### Data items
───
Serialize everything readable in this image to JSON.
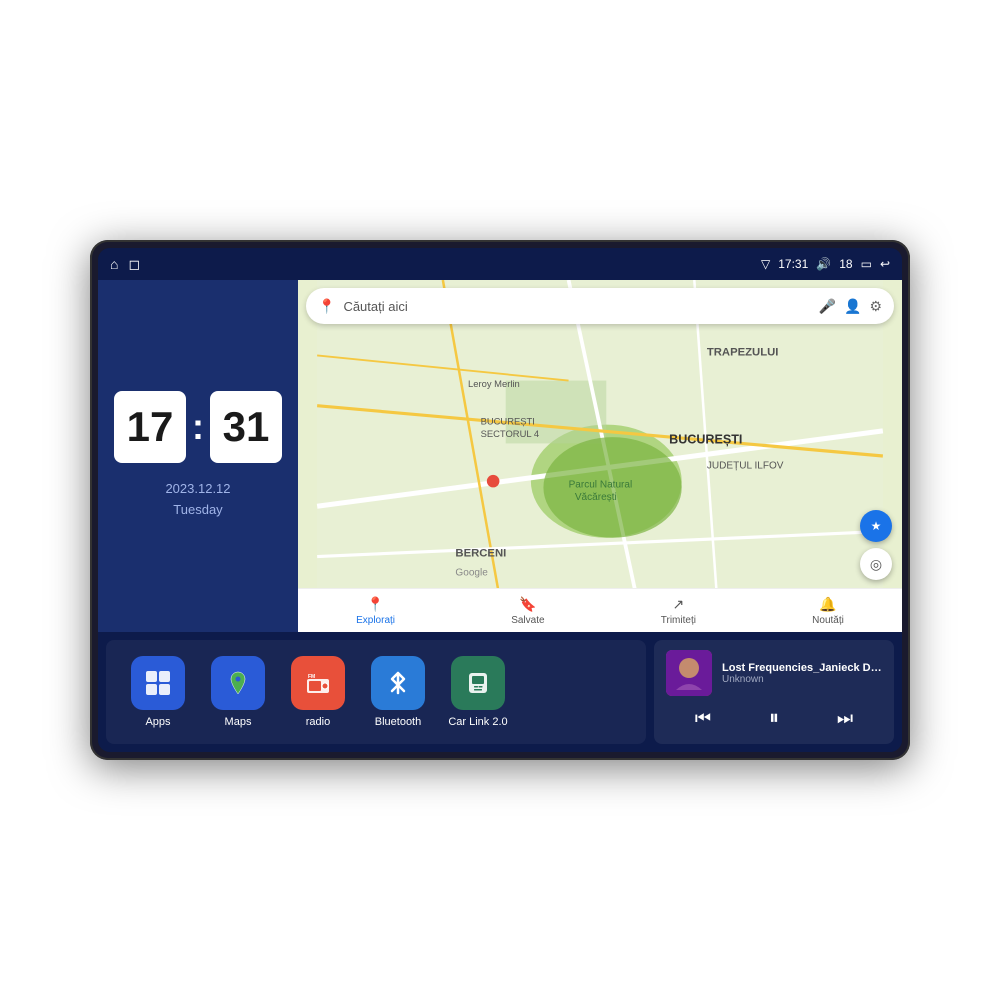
{
  "device": {
    "screen_bg": "#0d1b4b"
  },
  "status_bar": {
    "time": "17:31",
    "signal_icon": "▽",
    "volume_icon": "🔊",
    "battery_level": "18",
    "battery_icon": "▭",
    "back_icon": "↩",
    "home_icon": "⌂",
    "nav_icon": "◻"
  },
  "clock_widget": {
    "hours": "17",
    "minutes": "31",
    "date": "2023.12.12",
    "day": "Tuesday"
  },
  "map": {
    "search_placeholder": "Căutați aici",
    "location_names": [
      "TRAPEZULUI",
      "BUCUREȘTI",
      "JUDEȚUL ILFOV",
      "BERCENI",
      "Parcul Natural Văcărești",
      "Leroy Merlin",
      "BUCUREȘTI SECTORUL 4"
    ],
    "tabs": [
      {
        "label": "Explorați",
        "icon": "📍",
        "active": true
      },
      {
        "label": "Salvate",
        "icon": "🔖",
        "active": false
      },
      {
        "label": "Trimiteți",
        "icon": "↗",
        "active": false
      },
      {
        "label": "Noutăți",
        "icon": "🔔",
        "active": false
      }
    ]
  },
  "apps": [
    {
      "id": "apps",
      "label": "Apps",
      "icon": "⊞",
      "color": "#2a5bd7"
    },
    {
      "id": "maps",
      "label": "Maps",
      "icon": "📍",
      "color": "#2a5bd7"
    },
    {
      "id": "radio",
      "label": "radio",
      "icon": "📻",
      "color": "#e8503a"
    },
    {
      "id": "bluetooth",
      "label": "Bluetooth",
      "icon": "✦",
      "color": "#2a7bd7"
    },
    {
      "id": "carlink",
      "label": "Car Link 2.0",
      "icon": "📱",
      "color": "#2a7a5a"
    }
  ],
  "music": {
    "title": "Lost Frequencies_Janieck Devy-...",
    "artist": "Unknown",
    "prev_icon": "⏮",
    "play_icon": "⏸",
    "next_icon": "⏭"
  }
}
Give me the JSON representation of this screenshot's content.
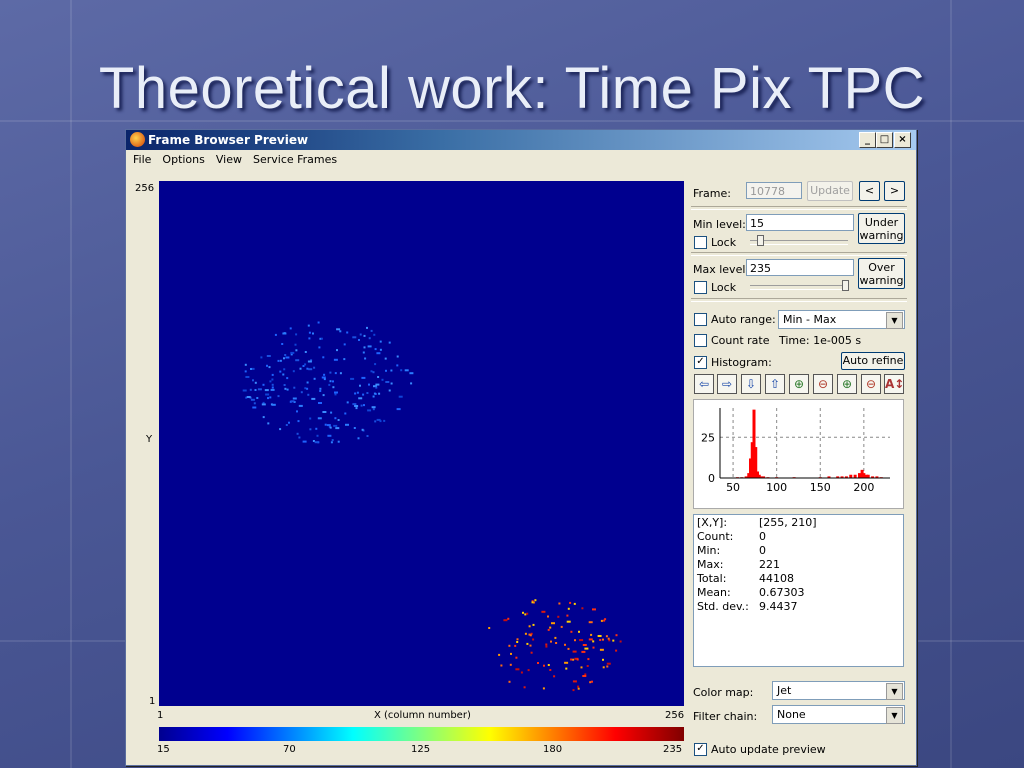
{
  "slide": {
    "title": "Theoretical work: Time Pix TPC"
  },
  "window": {
    "title": "Frame Browser Preview",
    "buttons": {
      "minimize": "_",
      "maximize": "□",
      "close": "×"
    }
  },
  "menu": [
    "File",
    "Options",
    "View",
    "Service Frames"
  ],
  "plot": {
    "y_top_label": "256",
    "y_bottom_label": "1",
    "y_axis_label": "Y",
    "x_left_label": "1",
    "x_axis_label": "X (column number)",
    "x_right_label": "256",
    "colorbar_ticks": [
      "15",
      "70",
      "125",
      "180",
      "235"
    ]
  },
  "panel": {
    "frame_label": "Frame:",
    "frame_value": "10778",
    "update_button": "Update",
    "prev_button": "<",
    "next_button": ">",
    "min_level_label": "Min level:",
    "min_level_value": "15",
    "under_warning_line1": "Under",
    "under_warning_line2": "warning",
    "lock_label": "Lock",
    "max_level_label": "Max level:",
    "max_level_value": "235",
    "over_warning_line1": "Over",
    "over_warning_line2": "warning",
    "auto_range_label": "Auto range:",
    "auto_range_value": "Min - Max",
    "count_rate_label": "Count rate",
    "time_text": "Time: 1e-005 s",
    "histogram_label": "Histogram:",
    "histogram_checked": true,
    "auto_refine_button": "Auto refine",
    "color_map_label": "Color map:",
    "color_map_value": "Jet",
    "filter_chain_label": "Filter chain:",
    "filter_chain_value": "None",
    "auto_update_label": "Auto update preview",
    "auto_update_checked": true
  },
  "toolbar_icons": [
    "arrow-left-icon",
    "arrow-right-icon",
    "arrow-down-icon",
    "arrow-up-icon",
    "zoom-in-x-icon",
    "zoom-out-x-icon",
    "zoom-in-y-icon",
    "zoom-out-y-icon",
    "auto-scale-icon"
  ],
  "stats": [
    {
      "key": "[X,Y]:",
      "value": "[255, 210]"
    },
    {
      "key": "Count:",
      "value": "0"
    },
    {
      "key": "Min:",
      "value": "0"
    },
    {
      "key": "Max:",
      "value": "221"
    },
    {
      "key": "Total:",
      "value": "44108"
    },
    {
      "key": "Mean:",
      "value": "0.67303"
    },
    {
      "key": "Std. dev.:",
      "value": "9.4437"
    }
  ],
  "chart_data": {
    "type": "bar",
    "title": "",
    "xlabel": "",
    "ylabel": "",
    "x_ticks": [
      "50",
      "100",
      "150",
      "200"
    ],
    "y_ticks": [
      "0",
      "25"
    ],
    "xlim": [
      35,
      230
    ],
    "ylim": [
      0,
      43
    ],
    "grid": true,
    "color": "#ff0000",
    "x": [
      55,
      60,
      65,
      68,
      70,
      72,
      74,
      76,
      78,
      80,
      82,
      85,
      90,
      100,
      120,
      150,
      160,
      170,
      175,
      180,
      185,
      190,
      195,
      198,
      200,
      203,
      205,
      210,
      215,
      220
    ],
    "values": [
      0.5,
      0.5,
      1,
      3,
      12,
      22,
      42,
      19,
      4,
      2,
      1,
      1,
      0.5,
      0.5,
      0.5,
      0.5,
      1,
      1,
      1,
      1,
      2,
      2,
      3,
      5,
      3,
      2,
      2,
      1,
      1,
      0.5
    ]
  },
  "colors": {
    "plot_background": "#00008f",
    "cluster_low": "#1e64ff",
    "cluster_high": "#ff3010"
  }
}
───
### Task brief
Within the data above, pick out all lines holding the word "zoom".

### Response area
    "zoom-in-x-icon",
    "zoom-out-x-icon",
    "zoom-in-y-icon",
    "zoom-out-y-icon",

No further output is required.